Is it about making the central dramatic question earthshakingly important? Not really. How important is it that Harold and Kumar make it to the White Castle?
Is it about loading up the first 10 pages with explosions, blood, guts, gore, spectacular special effects, and/or sex? Nope. Sorry. In fact, such rock ’em and sock ’em openings, when not in context with what follows, instantly brands the script as the work of an amateur.
Look back to your own experiences watching the films named earlier. Why did you care whether or not Dorothy made it back home to Kansas, whether or not Harold and Kumar made it to the White Castle, and whether or not Rocky did himself proudly when he met Apollo Creed?
The answer: Because you formed an EMOTIONAL CONNECTION with the protagonist, and that connection didn’t come about by accident. The writer made it happen.
For the audience to care, there must be an EMOTIONAL CONNECTION between them and the protagonist. It has everything to do with the way you and I, and our audiences, experience a motion picture.

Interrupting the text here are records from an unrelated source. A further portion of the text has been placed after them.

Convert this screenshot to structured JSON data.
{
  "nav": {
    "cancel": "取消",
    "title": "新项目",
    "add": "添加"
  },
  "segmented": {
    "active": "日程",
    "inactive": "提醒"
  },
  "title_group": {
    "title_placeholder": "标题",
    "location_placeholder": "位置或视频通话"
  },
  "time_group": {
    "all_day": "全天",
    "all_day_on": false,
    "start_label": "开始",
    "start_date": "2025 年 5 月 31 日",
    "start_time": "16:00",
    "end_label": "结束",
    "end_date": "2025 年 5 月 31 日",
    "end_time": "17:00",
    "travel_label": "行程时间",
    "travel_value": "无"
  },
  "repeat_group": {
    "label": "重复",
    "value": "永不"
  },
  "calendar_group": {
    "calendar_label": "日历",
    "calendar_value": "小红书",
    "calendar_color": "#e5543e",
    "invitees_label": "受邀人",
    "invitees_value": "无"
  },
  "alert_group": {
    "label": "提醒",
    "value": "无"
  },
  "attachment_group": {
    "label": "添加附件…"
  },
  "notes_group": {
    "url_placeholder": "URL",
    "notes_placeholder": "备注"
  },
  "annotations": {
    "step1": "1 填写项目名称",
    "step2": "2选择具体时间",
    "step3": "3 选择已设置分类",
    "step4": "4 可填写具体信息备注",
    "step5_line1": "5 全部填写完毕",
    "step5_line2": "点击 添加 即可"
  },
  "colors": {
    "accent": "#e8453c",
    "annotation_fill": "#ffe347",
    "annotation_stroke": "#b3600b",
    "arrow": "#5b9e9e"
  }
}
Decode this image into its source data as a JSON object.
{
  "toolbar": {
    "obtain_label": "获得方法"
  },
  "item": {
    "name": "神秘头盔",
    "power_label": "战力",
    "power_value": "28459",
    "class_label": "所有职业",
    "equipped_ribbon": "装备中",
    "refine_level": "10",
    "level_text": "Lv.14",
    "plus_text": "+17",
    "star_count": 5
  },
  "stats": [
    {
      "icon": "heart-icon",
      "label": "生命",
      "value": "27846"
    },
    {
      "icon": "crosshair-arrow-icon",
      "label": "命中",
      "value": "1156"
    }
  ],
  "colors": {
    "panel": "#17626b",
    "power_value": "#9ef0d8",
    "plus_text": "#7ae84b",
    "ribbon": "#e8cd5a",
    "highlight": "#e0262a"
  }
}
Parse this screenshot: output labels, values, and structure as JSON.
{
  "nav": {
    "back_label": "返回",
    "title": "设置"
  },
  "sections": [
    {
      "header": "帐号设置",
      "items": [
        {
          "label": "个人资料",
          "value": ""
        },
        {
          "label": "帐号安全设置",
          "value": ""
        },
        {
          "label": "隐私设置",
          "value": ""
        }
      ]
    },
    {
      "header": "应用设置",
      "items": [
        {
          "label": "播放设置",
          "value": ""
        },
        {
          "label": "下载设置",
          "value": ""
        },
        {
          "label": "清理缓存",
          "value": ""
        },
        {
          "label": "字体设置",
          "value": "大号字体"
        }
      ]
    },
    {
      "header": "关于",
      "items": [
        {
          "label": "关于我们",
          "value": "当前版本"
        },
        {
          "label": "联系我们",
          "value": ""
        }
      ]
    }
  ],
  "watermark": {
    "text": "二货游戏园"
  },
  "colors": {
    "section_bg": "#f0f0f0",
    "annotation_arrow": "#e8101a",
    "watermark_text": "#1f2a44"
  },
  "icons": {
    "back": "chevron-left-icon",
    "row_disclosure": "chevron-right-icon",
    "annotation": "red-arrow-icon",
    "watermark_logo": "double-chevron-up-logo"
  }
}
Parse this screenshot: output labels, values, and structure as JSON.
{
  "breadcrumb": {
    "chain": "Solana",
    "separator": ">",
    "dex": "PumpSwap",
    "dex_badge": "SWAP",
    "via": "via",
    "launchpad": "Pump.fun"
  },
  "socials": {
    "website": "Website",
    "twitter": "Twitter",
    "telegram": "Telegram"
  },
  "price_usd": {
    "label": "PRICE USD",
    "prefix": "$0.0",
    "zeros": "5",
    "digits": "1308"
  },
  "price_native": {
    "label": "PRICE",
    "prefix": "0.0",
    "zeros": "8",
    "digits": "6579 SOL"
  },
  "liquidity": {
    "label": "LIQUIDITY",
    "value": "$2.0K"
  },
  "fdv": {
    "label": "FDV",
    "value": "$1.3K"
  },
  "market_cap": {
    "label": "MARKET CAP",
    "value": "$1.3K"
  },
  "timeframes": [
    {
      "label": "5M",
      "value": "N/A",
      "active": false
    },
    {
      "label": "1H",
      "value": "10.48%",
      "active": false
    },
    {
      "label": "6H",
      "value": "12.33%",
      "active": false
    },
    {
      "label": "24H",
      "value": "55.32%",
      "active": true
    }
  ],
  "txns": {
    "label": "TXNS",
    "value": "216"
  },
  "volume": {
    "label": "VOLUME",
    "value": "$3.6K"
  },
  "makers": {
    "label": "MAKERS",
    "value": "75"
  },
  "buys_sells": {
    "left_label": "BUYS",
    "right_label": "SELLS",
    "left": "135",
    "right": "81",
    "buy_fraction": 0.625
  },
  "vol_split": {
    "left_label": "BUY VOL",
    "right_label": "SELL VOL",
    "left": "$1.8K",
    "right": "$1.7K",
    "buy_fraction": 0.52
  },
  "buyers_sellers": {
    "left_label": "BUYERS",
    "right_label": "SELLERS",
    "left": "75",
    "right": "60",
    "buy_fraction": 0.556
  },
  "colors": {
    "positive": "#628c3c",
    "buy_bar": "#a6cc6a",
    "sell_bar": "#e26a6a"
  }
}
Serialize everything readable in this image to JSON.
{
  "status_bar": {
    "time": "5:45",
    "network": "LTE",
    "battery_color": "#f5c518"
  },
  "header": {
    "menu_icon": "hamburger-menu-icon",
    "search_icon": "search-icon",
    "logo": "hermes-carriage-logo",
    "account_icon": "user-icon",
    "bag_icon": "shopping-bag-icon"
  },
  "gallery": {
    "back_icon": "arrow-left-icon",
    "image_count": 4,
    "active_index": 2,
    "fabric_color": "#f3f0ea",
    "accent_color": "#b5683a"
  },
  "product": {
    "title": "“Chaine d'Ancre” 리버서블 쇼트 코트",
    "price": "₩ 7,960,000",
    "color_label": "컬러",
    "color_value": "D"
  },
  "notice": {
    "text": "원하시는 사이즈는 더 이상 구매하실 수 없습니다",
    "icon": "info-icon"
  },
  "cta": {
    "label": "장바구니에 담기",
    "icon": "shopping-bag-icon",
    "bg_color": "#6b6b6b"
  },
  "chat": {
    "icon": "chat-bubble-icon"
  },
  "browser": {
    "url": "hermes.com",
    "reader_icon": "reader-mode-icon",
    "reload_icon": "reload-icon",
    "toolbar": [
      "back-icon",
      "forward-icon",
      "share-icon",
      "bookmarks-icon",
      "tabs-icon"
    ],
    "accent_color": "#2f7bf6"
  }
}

When reading a book, we never spontaneously jump out of our chairs, no matter how surprising, shocking, or amazing the events we’re reading about. On the other hand, when we’re in a dark theater watching a well-crafted motion picture, our bodies react. We react because we’re more than just an observer to the action. Emotionally, we’re right there in the thick of things, joined at the hip with the protagonist, even though we’re physically safe and sound in the comfort of the movie theater.
How is this “emotional connection” trick done? There are several effective techniques for writing characters so that the audience will make this all-important emotional connection.
Having the protagonist experience irritating or frustrating events, which we can all relate to, is one such technique. Even if the guy’s a serial killer, by the time we’ve finished giving him a parking ticket, losing his cell phone, getting him stuck in the rain, and killing off his rose garden, the audience will begin to connect with him because he’s a human being, just like us, even if he does enjoy the occasional torture session with his after-dinner cheese and wine.
Another technique is to write the character as an underdog, or an “every man” forced to confront and deal with a new and extraordinary challenge.
And yet another technique is to have the character experience undeserved misfortune, brutality, or loss.
Then there’s the “noble soul” approach. That character that does the right thing despite the personal risk. He or she is the kind of person that in our heart of hearts we would emulate … if only we could.
To learn more about the connection factor, try this: Study the first 10 pages of a few outstanding screenplays with particular attention to how the writer causes the reader to form an emotional connection with the protagonist. Ask yourself, what makes the protagonist human? Observe when you, as the reader, begin to empathize with the character, and then notice what the writer did to create that connection.
Then study the first 10 pages of a few screenplays that looked like they should have worked, good premise and all, but still somehow managed to fall flat, perhaps even seemingly dead from the start. Check it out. Did the writer dive into the action without taking the time in the first 10 pages to make you care?
So if you want your audience to take the ride, then get ’em in the cart in your first 10 pages, where it’s up to you as the writer to set up this emotional connection factor.
I know, we just went over a LOT of information. Whether you're feeling overwhelmed or super confident, the best way to master the art of screenwriting is to sit down and write.
Write, write, and write some more, and your screenplays could be on their way to the big screen in no time.
Once you feel confident as a screenwriter, I encourage you to enter Final Draft's Big Break Screenwriting Contest. There are some amazing prizes at stake, including cash prizes and a trip to Los Angeles to meet with managers, producers, and executives in the film industry.